Local history also does not seem to hold much interest for those in power, with heritage regularly losing out to development in a steady war of attrition. There are so few visual clues to HK's heritage left that it is perhaps understandable that the public at large cannot or will not relate to their history.

Dave and Stefan said...

Dear Bromgrev, your comments are fair. We feel the same way as you about Hong Kong's lack of visual landmarks, and so to counterbalance the rarity of heritage buildings we try to engage people with what you see instead. We think when you look at the Jardine House building, the fact that this is actually the same institution that convinced Lord Palmertston to argue for the dispatch of the Royal Navy to China for War cannot but stir a certain sense of wonder. That HSBC is in fact the same bank that was the financial muscle behind Britain's imperial amibitions in China is in our view equally fascinating. But that's why we provide our content using wireless technology in the form of the audio guide - the modern visuals of Hong Kong require interpretation to reveal their strong links to the past.

There is strong interest from visitors in this past, as well as from locals. And as long as there are willing customers for our product, we have hope.

Liz Chater said...

Hi Stefan, I haven't browsed your site for a while so I'm a bit behind.

Have just read the comments about Sir Paul Chater and it is indeed a great shame this man is not more remembered for the industrial and commercial achievements which have, effectively made Hong Kong what it is today. As you are aware, I was in Hong Kong in May as part of the pilgrimage to commemorate him organised by the Armenian Church of Kolkata, and the amount of local and media interest at the time was great. I really had hoped that the momentum would continue, but alas it seems it has not.

My research into him personally goes on (his business achievements are extremely well documented), and I am continuing to find out new and wonderfully personal things about Sir Paul, that no one has, as yet uncovered. You may recall, that for the pilgrimage I wrote a brief biography on him "A Prominent Armenian from Calcutta and The Grand Old Man of Hong Kong, Sir Catchick Paul Chater", published by the Armenian Church in Kolkata, copies of which were left with the Royal Asiatic Society in Hong Kong.
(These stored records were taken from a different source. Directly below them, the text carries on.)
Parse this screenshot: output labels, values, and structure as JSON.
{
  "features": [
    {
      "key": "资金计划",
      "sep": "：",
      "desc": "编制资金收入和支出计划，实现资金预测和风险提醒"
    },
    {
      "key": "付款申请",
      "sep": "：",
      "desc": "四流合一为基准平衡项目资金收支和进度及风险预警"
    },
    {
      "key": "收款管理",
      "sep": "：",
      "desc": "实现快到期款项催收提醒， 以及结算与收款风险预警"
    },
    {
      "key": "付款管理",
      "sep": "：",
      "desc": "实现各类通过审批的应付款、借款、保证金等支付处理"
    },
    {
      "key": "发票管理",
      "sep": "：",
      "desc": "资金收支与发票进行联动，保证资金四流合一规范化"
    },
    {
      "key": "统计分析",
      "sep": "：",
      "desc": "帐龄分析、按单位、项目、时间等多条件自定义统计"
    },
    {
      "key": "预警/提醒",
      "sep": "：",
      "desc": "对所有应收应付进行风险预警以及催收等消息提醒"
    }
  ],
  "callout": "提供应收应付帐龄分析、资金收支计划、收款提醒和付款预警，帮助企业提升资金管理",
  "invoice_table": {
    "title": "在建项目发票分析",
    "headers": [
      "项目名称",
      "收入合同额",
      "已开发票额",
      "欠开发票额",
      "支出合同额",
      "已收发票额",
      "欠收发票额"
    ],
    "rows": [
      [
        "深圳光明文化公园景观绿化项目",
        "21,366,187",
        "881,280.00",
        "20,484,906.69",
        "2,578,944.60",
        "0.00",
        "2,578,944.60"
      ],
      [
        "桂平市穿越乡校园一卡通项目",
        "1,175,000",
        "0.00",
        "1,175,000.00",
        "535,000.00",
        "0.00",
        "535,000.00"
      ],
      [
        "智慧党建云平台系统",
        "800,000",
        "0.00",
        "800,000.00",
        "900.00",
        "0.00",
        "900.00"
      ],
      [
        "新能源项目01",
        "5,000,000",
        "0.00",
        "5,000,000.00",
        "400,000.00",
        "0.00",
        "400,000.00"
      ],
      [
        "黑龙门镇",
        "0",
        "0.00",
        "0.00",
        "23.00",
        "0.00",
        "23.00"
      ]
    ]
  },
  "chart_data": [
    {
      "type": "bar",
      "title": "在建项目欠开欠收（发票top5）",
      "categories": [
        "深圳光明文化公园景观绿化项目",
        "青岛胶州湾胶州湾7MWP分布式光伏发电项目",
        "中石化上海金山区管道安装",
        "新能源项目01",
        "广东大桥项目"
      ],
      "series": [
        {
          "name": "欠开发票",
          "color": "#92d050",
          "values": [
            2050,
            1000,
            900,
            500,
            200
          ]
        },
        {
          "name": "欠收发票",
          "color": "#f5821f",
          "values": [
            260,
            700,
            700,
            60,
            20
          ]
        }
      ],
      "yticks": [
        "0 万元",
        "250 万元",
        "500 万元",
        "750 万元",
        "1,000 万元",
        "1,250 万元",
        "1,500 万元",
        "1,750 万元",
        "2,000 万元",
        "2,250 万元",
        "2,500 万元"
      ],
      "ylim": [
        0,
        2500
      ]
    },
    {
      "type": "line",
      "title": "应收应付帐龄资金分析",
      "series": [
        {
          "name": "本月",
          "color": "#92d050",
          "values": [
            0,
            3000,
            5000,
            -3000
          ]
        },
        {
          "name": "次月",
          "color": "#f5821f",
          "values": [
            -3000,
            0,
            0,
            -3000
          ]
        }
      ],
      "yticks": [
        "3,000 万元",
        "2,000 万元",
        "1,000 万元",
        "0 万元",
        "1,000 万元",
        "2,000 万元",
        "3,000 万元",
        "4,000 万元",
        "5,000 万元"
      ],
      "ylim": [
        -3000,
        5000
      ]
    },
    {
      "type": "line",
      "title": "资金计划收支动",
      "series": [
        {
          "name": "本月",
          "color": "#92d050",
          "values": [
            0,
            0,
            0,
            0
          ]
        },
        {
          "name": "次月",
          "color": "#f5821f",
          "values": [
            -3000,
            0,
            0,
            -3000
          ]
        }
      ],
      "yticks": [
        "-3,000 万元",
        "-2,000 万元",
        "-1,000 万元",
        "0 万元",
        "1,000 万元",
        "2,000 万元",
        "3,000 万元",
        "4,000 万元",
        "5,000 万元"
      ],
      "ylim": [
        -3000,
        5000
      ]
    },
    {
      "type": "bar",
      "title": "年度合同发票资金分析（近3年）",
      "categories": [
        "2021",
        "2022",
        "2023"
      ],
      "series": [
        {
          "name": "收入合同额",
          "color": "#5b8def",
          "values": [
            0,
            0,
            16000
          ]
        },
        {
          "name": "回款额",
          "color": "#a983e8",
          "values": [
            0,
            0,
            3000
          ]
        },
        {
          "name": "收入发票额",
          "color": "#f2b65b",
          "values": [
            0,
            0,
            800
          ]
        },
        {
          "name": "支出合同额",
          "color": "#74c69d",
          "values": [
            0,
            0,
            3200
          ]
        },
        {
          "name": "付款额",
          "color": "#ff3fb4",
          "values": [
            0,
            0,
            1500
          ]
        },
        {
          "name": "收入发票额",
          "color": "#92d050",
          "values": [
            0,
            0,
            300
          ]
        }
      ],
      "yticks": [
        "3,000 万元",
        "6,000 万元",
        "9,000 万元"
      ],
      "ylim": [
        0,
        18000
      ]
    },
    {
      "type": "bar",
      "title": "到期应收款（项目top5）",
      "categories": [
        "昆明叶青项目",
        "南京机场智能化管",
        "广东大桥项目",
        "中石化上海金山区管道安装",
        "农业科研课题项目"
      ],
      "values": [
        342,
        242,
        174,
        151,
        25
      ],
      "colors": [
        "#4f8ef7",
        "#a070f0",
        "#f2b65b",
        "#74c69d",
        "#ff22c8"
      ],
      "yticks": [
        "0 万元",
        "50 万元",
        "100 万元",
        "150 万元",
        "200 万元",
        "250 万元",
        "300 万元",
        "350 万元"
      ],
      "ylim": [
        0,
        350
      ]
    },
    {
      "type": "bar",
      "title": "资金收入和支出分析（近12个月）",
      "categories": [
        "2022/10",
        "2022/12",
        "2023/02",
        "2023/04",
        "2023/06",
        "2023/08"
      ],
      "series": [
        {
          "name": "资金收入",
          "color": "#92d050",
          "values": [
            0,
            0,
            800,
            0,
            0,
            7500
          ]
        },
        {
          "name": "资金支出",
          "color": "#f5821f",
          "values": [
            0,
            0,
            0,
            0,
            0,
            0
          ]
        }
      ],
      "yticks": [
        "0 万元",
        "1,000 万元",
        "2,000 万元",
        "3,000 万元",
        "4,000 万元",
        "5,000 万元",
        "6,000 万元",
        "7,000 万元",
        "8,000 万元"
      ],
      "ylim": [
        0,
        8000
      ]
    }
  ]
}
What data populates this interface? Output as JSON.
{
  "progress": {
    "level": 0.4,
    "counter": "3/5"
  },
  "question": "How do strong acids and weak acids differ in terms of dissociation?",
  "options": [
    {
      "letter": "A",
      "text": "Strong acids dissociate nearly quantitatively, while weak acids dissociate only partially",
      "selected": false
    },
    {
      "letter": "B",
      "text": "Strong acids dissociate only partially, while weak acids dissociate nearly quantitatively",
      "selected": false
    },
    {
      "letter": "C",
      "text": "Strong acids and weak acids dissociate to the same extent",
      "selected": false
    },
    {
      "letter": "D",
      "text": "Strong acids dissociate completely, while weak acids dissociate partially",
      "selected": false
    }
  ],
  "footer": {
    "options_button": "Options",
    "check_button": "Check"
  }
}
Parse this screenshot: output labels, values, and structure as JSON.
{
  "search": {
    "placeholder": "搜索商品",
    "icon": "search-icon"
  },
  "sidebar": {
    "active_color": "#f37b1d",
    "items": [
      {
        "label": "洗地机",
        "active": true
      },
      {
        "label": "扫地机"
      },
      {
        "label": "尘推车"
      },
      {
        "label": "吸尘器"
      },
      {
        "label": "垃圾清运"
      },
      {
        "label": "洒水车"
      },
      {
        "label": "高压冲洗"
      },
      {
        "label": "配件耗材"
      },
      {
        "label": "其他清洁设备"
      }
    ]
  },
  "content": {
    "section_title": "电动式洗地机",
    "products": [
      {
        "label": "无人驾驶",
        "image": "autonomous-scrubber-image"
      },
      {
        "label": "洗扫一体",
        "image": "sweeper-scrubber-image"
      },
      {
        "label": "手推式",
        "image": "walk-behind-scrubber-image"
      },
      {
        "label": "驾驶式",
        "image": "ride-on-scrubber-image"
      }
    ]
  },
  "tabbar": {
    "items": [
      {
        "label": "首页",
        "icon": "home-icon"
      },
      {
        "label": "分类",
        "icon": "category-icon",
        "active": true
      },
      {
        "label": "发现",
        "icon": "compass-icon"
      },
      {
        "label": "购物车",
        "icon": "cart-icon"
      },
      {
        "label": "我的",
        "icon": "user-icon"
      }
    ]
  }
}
I have been very lucky to have had the chance to talk and meet with living relatives of Sir Paul, who even now, after the pilgrimage, are willing to share their personal momentos concerning Sir Paul and the family, and I will be getting some documents sent to me in the near future from a branch of the family, and that really makes researching this man exciting.

With regard to the comments about a film of him - it has already been done - but no, you didn't blink and miss it! As part of the pilgrimage, the Armenian Church also made a biographical film of his life, re-creating his early life, filmed in Kolkata and Hong Kong. It is informative considering it is the first time that anyone has actualy done anthing on him.

Since the book and the film have been made I have found a few more new discoveries on him but do not have the funds to research further or indeed go to print and publish with a new edition. So I am stuck between a rock and a hard place.

The personal tragedy that he suffered as a young child and the anguish he no doubt endured at the loss of both his parents at the age 8 years old has only ever been brushed over with...."he was orphaned at a young age....." but he actually endured so much more and came thru it personally and mentally stronger than many of us would today under the same circumstances.

I have recently found, visited and photographed the grave of one of his sisters who lived and died in London. He was close to all his family and ensured they were all well cared for financially.

And then there is Lady Chater. Little is known about her factually, but speculation and gossip abound on who she was and what she did. I am also currently trying to look into her family and dovetail that with the work I am doing on Sir Paul.

He is always remembered on his birthday at La Martiniere College in Kolkata and of course by his current living relatives.

best wishes
Liz Chater